**WORK REQUIRED:** Write out the whole listing again so that each line matches the original.

**SOURCE MATERIAL:**

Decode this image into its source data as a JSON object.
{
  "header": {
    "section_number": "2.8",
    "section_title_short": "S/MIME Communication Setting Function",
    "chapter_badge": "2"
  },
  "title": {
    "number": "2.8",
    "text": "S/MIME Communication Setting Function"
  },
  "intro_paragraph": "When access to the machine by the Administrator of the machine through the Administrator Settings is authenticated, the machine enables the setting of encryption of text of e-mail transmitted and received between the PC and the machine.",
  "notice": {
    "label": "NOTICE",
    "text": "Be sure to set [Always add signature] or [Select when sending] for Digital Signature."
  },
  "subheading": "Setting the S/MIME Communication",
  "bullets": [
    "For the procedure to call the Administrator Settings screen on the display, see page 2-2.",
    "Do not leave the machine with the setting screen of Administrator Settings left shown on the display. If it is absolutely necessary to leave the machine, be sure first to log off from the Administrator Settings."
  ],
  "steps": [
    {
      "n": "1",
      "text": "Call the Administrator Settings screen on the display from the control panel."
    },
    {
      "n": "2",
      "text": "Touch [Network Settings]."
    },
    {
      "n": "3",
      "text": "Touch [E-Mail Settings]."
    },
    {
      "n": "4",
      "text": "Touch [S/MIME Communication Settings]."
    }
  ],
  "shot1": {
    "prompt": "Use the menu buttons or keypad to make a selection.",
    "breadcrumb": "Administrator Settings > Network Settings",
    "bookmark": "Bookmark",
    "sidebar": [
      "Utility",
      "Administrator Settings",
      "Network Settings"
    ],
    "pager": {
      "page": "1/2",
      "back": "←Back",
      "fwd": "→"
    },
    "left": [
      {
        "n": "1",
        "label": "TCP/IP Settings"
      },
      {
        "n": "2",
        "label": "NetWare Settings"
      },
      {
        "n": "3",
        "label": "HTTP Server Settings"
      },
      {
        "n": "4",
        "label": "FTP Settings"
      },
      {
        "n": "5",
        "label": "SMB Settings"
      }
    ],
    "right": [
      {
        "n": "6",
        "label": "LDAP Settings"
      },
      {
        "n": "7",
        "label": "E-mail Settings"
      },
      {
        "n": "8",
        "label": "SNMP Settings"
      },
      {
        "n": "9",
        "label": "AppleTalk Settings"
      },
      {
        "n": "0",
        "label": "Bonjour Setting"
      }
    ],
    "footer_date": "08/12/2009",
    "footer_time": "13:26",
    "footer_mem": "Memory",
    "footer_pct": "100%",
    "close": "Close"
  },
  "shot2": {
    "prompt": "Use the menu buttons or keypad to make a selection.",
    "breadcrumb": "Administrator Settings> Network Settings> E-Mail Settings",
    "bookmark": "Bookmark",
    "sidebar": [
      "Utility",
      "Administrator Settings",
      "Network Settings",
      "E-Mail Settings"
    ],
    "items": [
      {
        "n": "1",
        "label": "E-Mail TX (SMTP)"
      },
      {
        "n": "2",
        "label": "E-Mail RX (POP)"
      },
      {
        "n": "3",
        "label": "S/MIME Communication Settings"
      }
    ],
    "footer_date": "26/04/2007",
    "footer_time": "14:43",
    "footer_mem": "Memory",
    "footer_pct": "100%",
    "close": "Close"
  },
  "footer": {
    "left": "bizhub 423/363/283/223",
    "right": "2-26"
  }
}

**SOLVED EXERCISE:**
Decode this image into its source data as a JSON object.
{
  "header": {
    "section_number": "2.8",
    "section_title_short": "S/MIME Communication Setting Function",
    "chapter_badge": "2"
  },
  "title": {
    "number": "2.8",
    "text": "S/MIME Communication Setting Function"
  },
  "intro_paragraph": "When access to the machine by the Administrator of the machine through the Administrator Settings is authenticated, the machine enables the setting of encryption of text of e-mail transmitted and received between the PC and the machine.",
  "notice": {
    "label": "NOTICE",
    "text": "Be sure to set [Always add signature] or [Select when sending] for Digital Signature."
  },
  "subheading": "Setting the S/MIME Communication",
  "bullets": [
    "For the procedure to call the Administrator Settings screen on the display, see page 2-2.",
    "Do not leave the machine with the setting screen of Administrator Settings left shown on the display. If it is absolutely necessary to leave the machine, be sure first to log off from the Administrator Settings."
  ],
  "steps": [
    {
      "n": "1",
      "text": "Call the Administrator Settings screen on the display from the control panel."
    },
    {
      "n": "2",
      "text": "Touch [Network Settings]."
    },
    {
      "n": "3",
      "text": "Touch [E-Mail Settings]."
    },
    {
      "n": "4",
      "text": "Touch [S/MIME Communication Settings]."
    }
  ],
  "shot1": {
    "prompt": "Use the menu buttons or keypad to make a selection.",
    "breadcrumb": "Administrator Settings > Network Settings",
    "bookmark": "Bookmark",
    "sidebar": [
      "Utility",
      "Administrator Settings",
      "Network Settings"
    ],
    "pager": {
      "page": "1/2",
      "back": "←Back",
      "fwd": "→"
    },
    "left": [
      {
        "n": "1",
        "label": "TCP/IP Settings"
      },
      {
        "n": "2",
        "label": "NetWare Settings"
      },
      {
        "n": "3",
        "label": "HTTP Server Settings"
      },
      {
        "n": "4",
        "label": "FTP Settings"
      },
      {
        "n": "5",
        "label": "SMB Settings"
      }
    ],
    "right": [
      {
        "n": "6",
        "label": "LDAP Settings"
      },
      {
        "n": "7",
        "label": "E-mail Settings"
      },
      {
        "n": "8",
        "label": "SNMP Settings"
      },
      {
        "n": "9",
        "label": "AppleTalk Settings"
      },
      {
        "n": "0",
        "label": "Bonjour Setting"
      }
    ],
    "footer_date": "08/12/2009",
    "footer_time": "13:26",
    "footer_mem": "Memory",
    "footer_pct": "100%",
    "close": "Close"
  },
  "shot2": {
    "prompt": "Use the menu buttons or keypad to make a selection.",
    "breadcrumb": "Administrator Settings> Network Settings> E-Mail Settings",
    "bookmark": "Bookmark",
    "sidebar": [
      "Utility",
      "Administrator Settings",
      "Network Settings",
      "E-Mail Settings"
    ],
    "items": [
      {
        "n": "1",
        "label": "E-Mail TX (SMTP)"
      },
      {
        "n": "2",
        "label": "E-Mail RX (POP)"
      },
      {
        "n": "3",
        "label": "S/MIME Communication Settings"
      }
    ],
    "footer_date": "26/04/2007",
    "footer_time": "14:43",
    "footer_mem": "Memory",
    "footer_pct": "100%",
    "close": "Close"
  },
  "footer": {
    "left": "bizhub 423/363/283/223",
    "right": "2-26"
  }
}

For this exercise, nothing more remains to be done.